Scenario: A coherent, internally consistent description of a possible future state of the world used to inform climate change planning and risk management.

SDG (Sustainable Development Goals): A collection of 17 global goals set by the United Nations General Assembly intended to be achieved by 2030, addressing various global challenges including those related to climate change.

SDR (Sustainability Disclosure Requirements): A set of regulations in the UK that require companies to report detailed information about their sustainability practices and impacts, aiming to improve transparency and guide green investment decisions.

Sea Level Rise: The increase in the level of the world’s oceans due to climate change, primarily caused by the melting of ice and thermal expansion of seawater.

SSP (Shared Socioeconomic Pathways): Scenarios of projected socioeconomic global changes up to 2100 used to inform climate change research.

Smart Grid: An electricity network that uses digital technology to monitor and manage the transport of electricity from all sources to meet the varying electricity demands of end-users.

Surface Temperature: The temperature at the Earth’s surface, used as a key indicator of climate change. Usually taken as an average over a time and area.

Sustainability: Meeting the needs of the present without compromising the ability of future generations to meet their own needs, encompassing environmental, social, and economic dimensions.

Sustainable Agriculture: Farming practices that meet current food needs without compromising the ability of future generations to meet their needs, while also preserving the environment.

TCFD (Taskforce on Climate-related Financial Disclosures): An organisation that develops voluntary, consistent climate-related financial risk disclosures for companies to provide information to investors, lenders, and insurers.

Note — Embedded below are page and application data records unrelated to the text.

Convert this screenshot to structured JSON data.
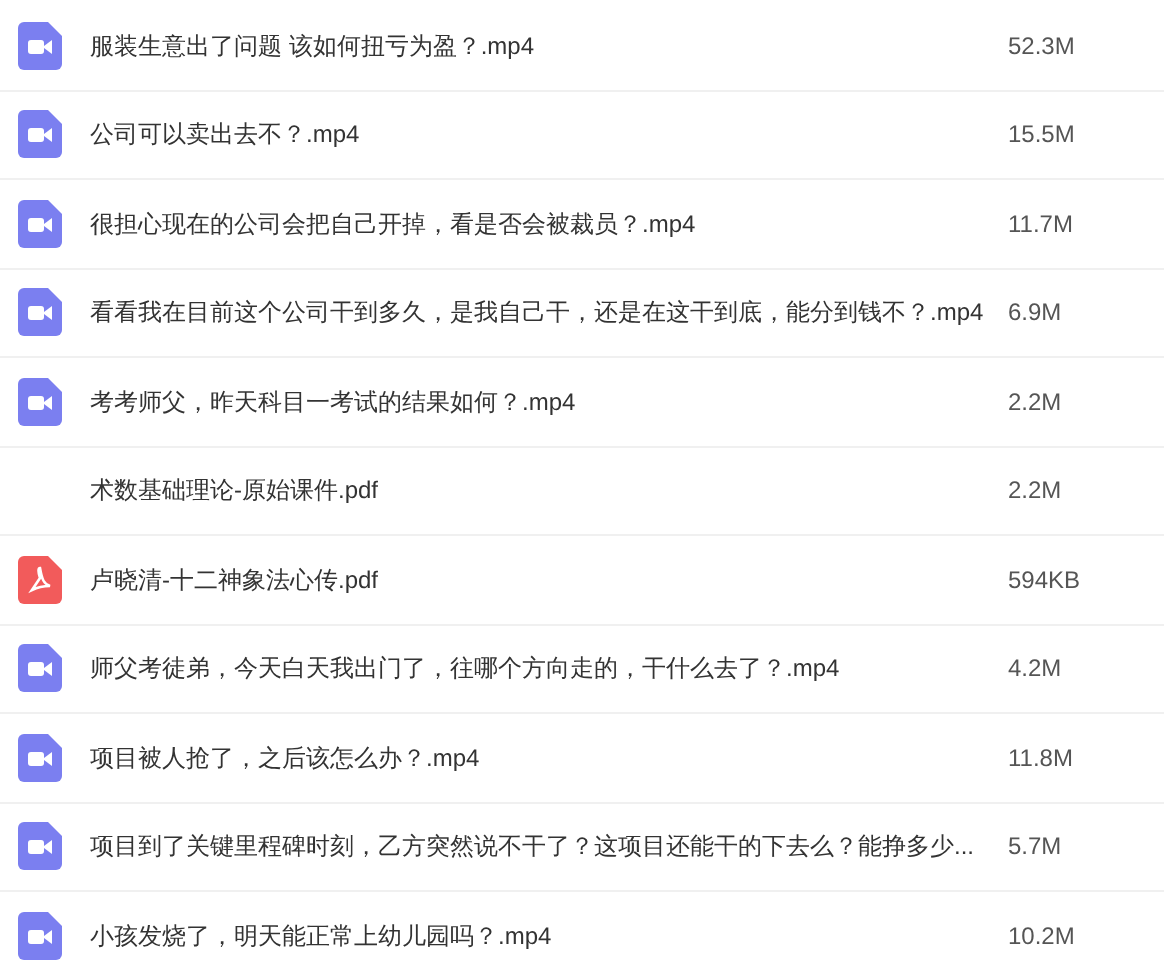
{
  "files": [
    {
      "kind": "video",
      "name": "服装生意出了问题 该如何扭亏为盈？.mp4",
      "size": "52.3M"
    },
    {
      "kind": "video",
      "name": "公司可以卖出去不？.mp4",
      "size": "15.5M"
    },
    {
      "kind": "video",
      "name": "很担心现在的公司会把自己开掉，看是否会被裁员？.mp4",
      "size": "11.7M"
    },
    {
      "kind": "video",
      "name": "看看我在目前这个公司干到多久，是我自己干，还是在这干到底，能分到钱不？.mp4",
      "size": "6.9M"
    },
    {
      "kind": "video",
      "name": "考考师父，昨天科目一考试的结果如何？.mp4",
      "size": "2.2M"
    },
    {
      "kind": "hidden",
      "name": "术数基础理论-原始课件.pdf",
      "size": "2.2M"
    },
    {
      "kind": "pdf",
      "name": "卢晓清-十二神象法心传.pdf",
      "size": "594KB"
    },
    {
      "kind": "video",
      "name": "师父考徒弟，今天白天我出门了，往哪个方向走的，干什么去了？.mp4",
      "size": "4.2M"
    },
    {
      "kind": "video",
      "name": "项目被人抢了，之后该怎么办？.mp4",
      "size": "11.8M"
    },
    {
      "kind": "video",
      "name": "项目到了关键里程碑时刻，乙方突然说不干了？这项目还能干的下去么？能挣多少...",
      "size": "5.7M"
    },
    {
      "kind": "video",
      "name": "小孩发烧了，明天能正常上幼儿园吗？.mp4",
      "size": "10.2M"
    }
  ]
}
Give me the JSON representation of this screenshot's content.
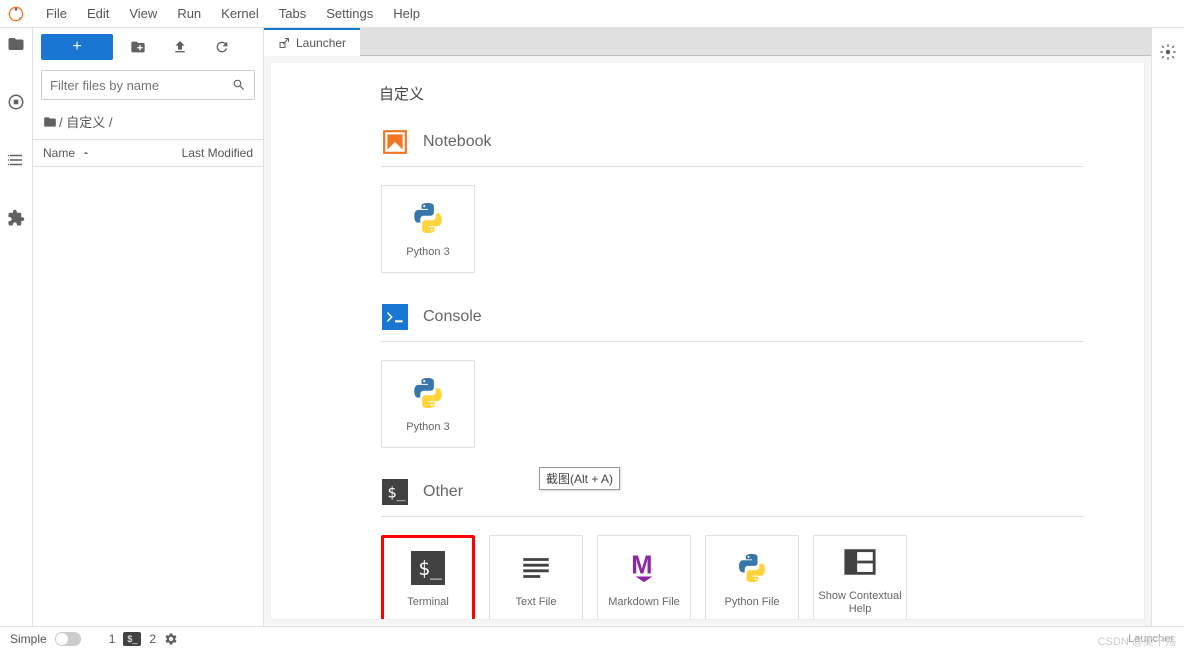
{
  "menu": {
    "file": "File",
    "edit": "Edit",
    "view": "View",
    "run": "Run",
    "kernel": "Kernel",
    "tabs": "Tabs",
    "settings": "Settings",
    "help": "Help"
  },
  "filePanel": {
    "filterPlaceholder": "Filter files by name",
    "breadcrumb": " / 自定义 /",
    "colName": "Name",
    "colMod": "Last Modified"
  },
  "tab": {
    "label": "Launcher"
  },
  "launcher": {
    "cwd": "自定义",
    "sections": {
      "notebook": {
        "title": "Notebook",
        "card": "Python 3"
      },
      "console": {
        "title": "Console",
        "card": "Python 3"
      },
      "other": {
        "title": "Other",
        "terminal": "Terminal",
        "textfile": "Text File",
        "markdown": "Markdown File",
        "pyfile": "Python File",
        "contexthelp": "Show Contextual Help"
      }
    }
  },
  "tooltip": "截图(Alt + A)",
  "status": {
    "simple": "Simple",
    "count1": "1",
    "count2": "2",
    "right": "Launcher",
    "watermark": "CSDN @奕千殇"
  }
}
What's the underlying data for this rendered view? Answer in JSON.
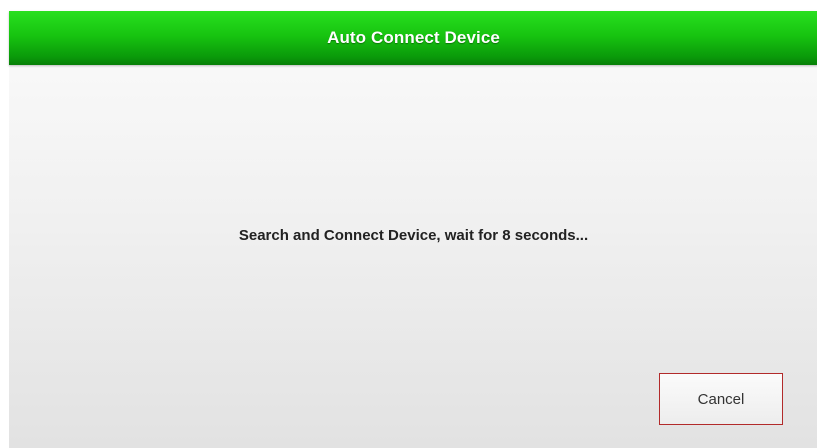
{
  "dialog": {
    "title": "Auto Connect Device",
    "message": "Search and Connect Device, wait for 8 seconds...",
    "cancel_label": "Cancel"
  },
  "colors": {
    "title_bar": "#17c410",
    "title_text": "#ffffff",
    "cancel_border": "#b22a2a"
  }
}
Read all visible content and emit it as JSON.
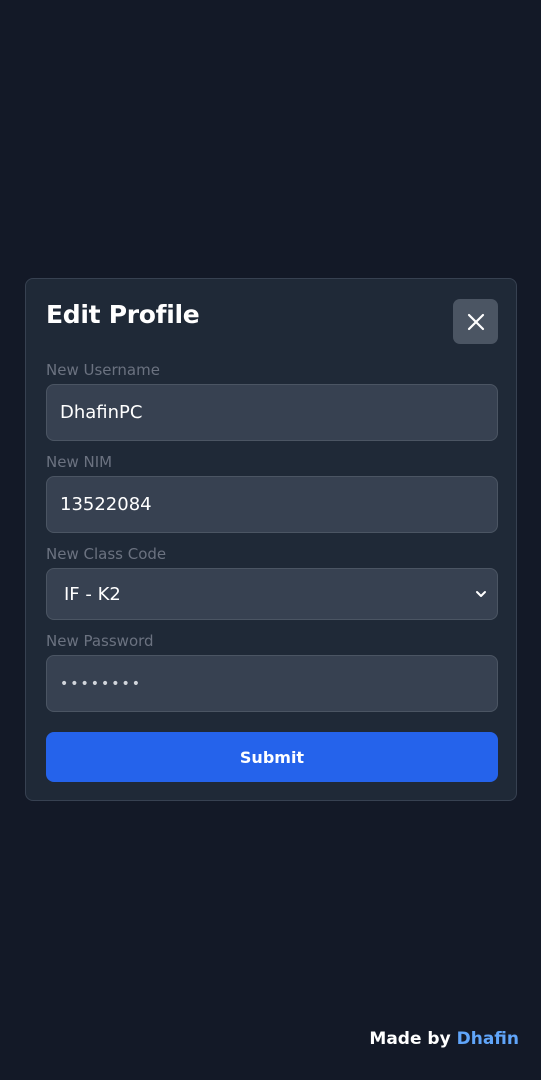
{
  "modal": {
    "title": "Edit Profile",
    "close_icon": "close-icon"
  },
  "form": {
    "username": {
      "label": "New Username",
      "value": "DhafinPC"
    },
    "nim": {
      "label": "New NIM",
      "value": "13522084"
    },
    "class_code": {
      "label": "New Class Code",
      "selected": "IF - K2",
      "icon": "chevron-down-icon"
    },
    "password": {
      "label": "New Password",
      "value": "••••••••"
    },
    "submit_label": "Submit"
  },
  "footer": {
    "prefix": "Made by",
    "author": "Dhafin"
  },
  "colors": {
    "background": "#131927",
    "card": "#1f2937",
    "input": "#374151",
    "accent": "#2563eb",
    "author_link": "#60a5fa"
  }
}
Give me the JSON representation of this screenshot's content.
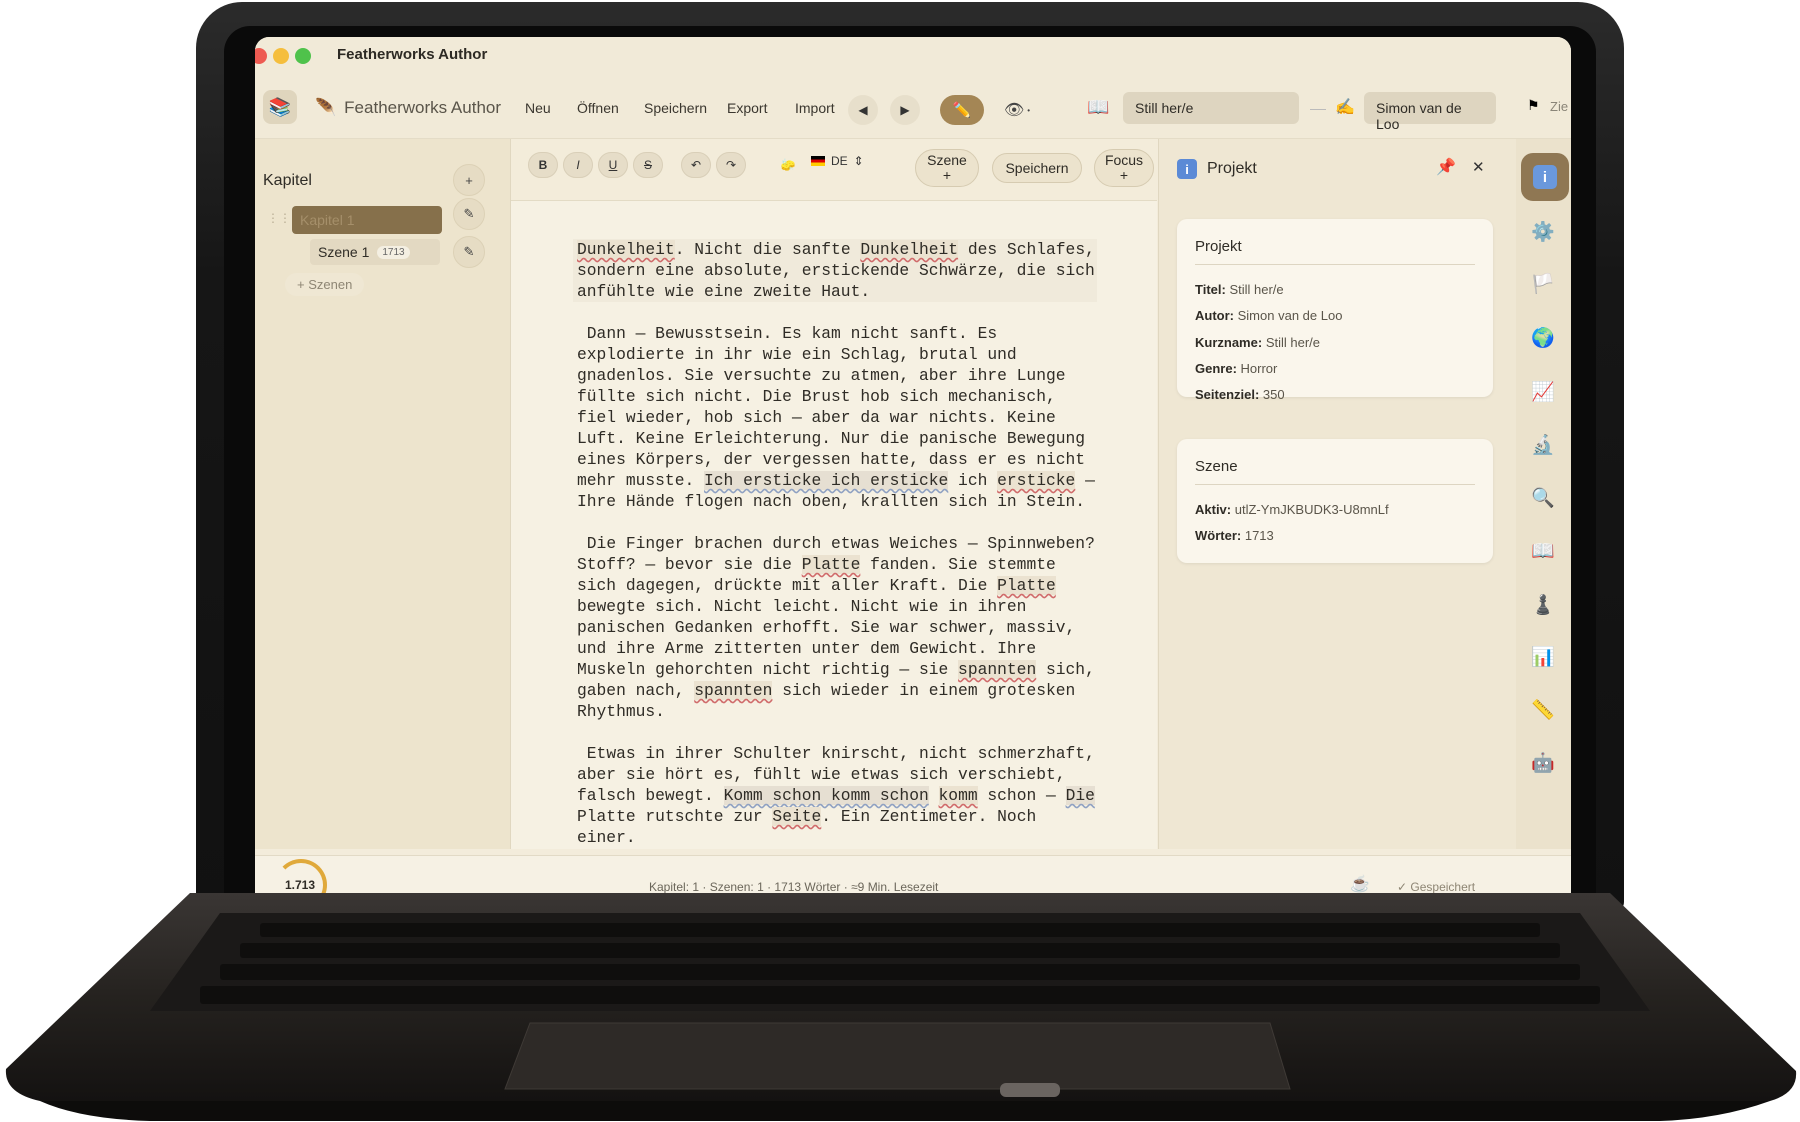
{
  "window": {
    "title": "Featherworks Author"
  },
  "toolbar": {
    "brand": "Featherworks Author",
    "menu": [
      "Neu",
      "Öffnen",
      "Speichern",
      "Export",
      "Import"
    ],
    "book_title": "Still her/e",
    "author": "Simon van de Loo",
    "goal_label": "Zie"
  },
  "sidebar": {
    "title": "Kapitel",
    "chapter": "Kapitel 1",
    "scene": "Szene 1",
    "scene_words": "1713",
    "add_scene": "+ Szenen"
  },
  "format_bar": {
    "bold": "B",
    "italic": "I",
    "underline": "U",
    "strike": "S",
    "language": "DE",
    "scene_button": "Szene +",
    "save_button": "Speichern",
    "focus_button": "Focus +"
  },
  "panel": {
    "title": "Projekt",
    "project_card": {
      "title": "Projekt",
      "fields": [
        {
          "label": "Titel:",
          "value": "Still her/e"
        },
        {
          "label": "Autor:",
          "value": "Simon van de Loo"
        },
        {
          "label": "Kurzname:",
          "value": "Still her/e"
        },
        {
          "label": "Genre:",
          "value": "Horror"
        },
        {
          "label": "Seitenziel:",
          "value": "350"
        }
      ]
    },
    "scene_card": {
      "title": "Szene",
      "fields": [
        {
          "label": "Aktiv:",
          "value": "utlZ-YmJKBUDK3-U8mnLf"
        },
        {
          "label": "Wörter:",
          "value": "1713"
        }
      ]
    }
  },
  "status": {
    "word_total": "1.713",
    "summary": "Kapitel: 1 · Szenen: 1 · 1713 Wörter · ≈9 Min. Lesezeit",
    "saved": "✓ Gespeichert"
  },
  "rail_icons": [
    "info-icon",
    "gear-icon",
    "flag-icon",
    "globe-icon",
    "trend-chart-icon",
    "microscope-icon",
    "magnifier-icon",
    "book-icon",
    "figure-icon",
    "bar-chart-icon",
    "ruler-icon",
    "robot-icon"
  ],
  "colors": {
    "accent": "#a48655",
    "background": "#f3ecdb",
    "active_chapter": "#86704b"
  }
}
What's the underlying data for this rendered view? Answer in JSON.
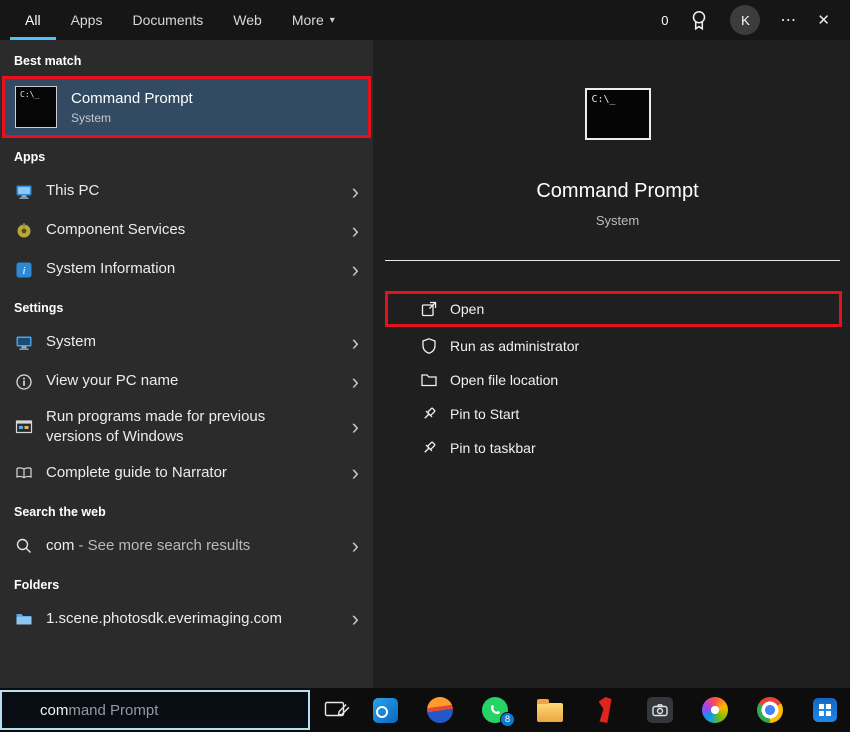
{
  "colors": {
    "accent_blue": "#4cc2ff",
    "annotation_red": "#e8101c",
    "highlight_row": "#334a63"
  },
  "icons": {
    "chevron_down": "▾",
    "chevron_right": "›",
    "more": "⋯",
    "close": "✕",
    "cmd_prompt_text": "C:\\_"
  },
  "topbar": {
    "tabs": [
      "All",
      "Apps",
      "Documents",
      "Web",
      "More"
    ],
    "rewards_count": "0",
    "avatar_initial": "K"
  },
  "left_panel": {
    "best_match_header": "Best match",
    "best_match": {
      "title": "Command Prompt",
      "subtitle": "System"
    },
    "apps_header": "Apps",
    "apps": [
      "This PC",
      "Component Services",
      "System Information"
    ],
    "settings_header": "Settings",
    "settings": [
      "System",
      "View your PC name",
      "Run programs made for previous versions of Windows",
      "Complete guide to Narrator"
    ],
    "web_header": "Search the web",
    "web_result": {
      "query": "com",
      "suffix": " - See more search results"
    },
    "folders_header": "Folders",
    "folders": [
      "1.scene.photosdk.everimaging.com"
    ]
  },
  "preview": {
    "title": "Command Prompt",
    "subtitle": "System",
    "actions": [
      "Open",
      "Run as administrator",
      "Open file location",
      "Pin to Start",
      "Pin to taskbar"
    ]
  },
  "taskbar": {
    "search_typed": "com",
    "search_suggestion": "mand Prompt",
    "whatsapp_badge": "8"
  }
}
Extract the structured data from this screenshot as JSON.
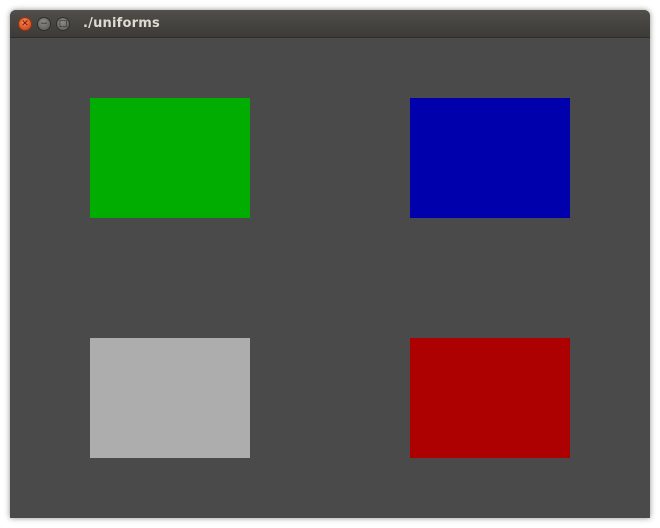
{
  "window": {
    "title": "./uniforms",
    "controls": {
      "close_icon": "close-icon",
      "minimize_icon": "minimize-icon",
      "maximize_icon": "maximize-icon"
    }
  },
  "canvas": {
    "background_color": "#4a4a4a",
    "quads": [
      {
        "color": "#00ad00"
      },
      {
        "color": "#0000ad"
      },
      {
        "color": "#adadad"
      },
      {
        "color": "#ad0000"
      }
    ]
  }
}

TNFD (Taskforce on Nature-related Financial Disclosures): A framework for organisations to report and act on evolving nature-related risks and opportunities.

Tipping Point: A critical threshold where small changes can lead to significant and irreversible effects on the climate system.

TPT (Transition Plan Taskforce): A UK-based initiative that provides guidance for businesses on developing effective transition plans towards a low-carbon economy.




Transitional Risk: Risks associated with the transition to a lower-carbon economy, including policy changes, technological advancements, and market shifts.

UNFCCC (United Nations Framework Convention on Climate Change): An international environmental treaty to combat climate change by reducing greenhouse gas concentrations in the atmosphere.

Water Stress: The condition where water demand exceeds the available amount during a certain period or when poor quality restricts its use.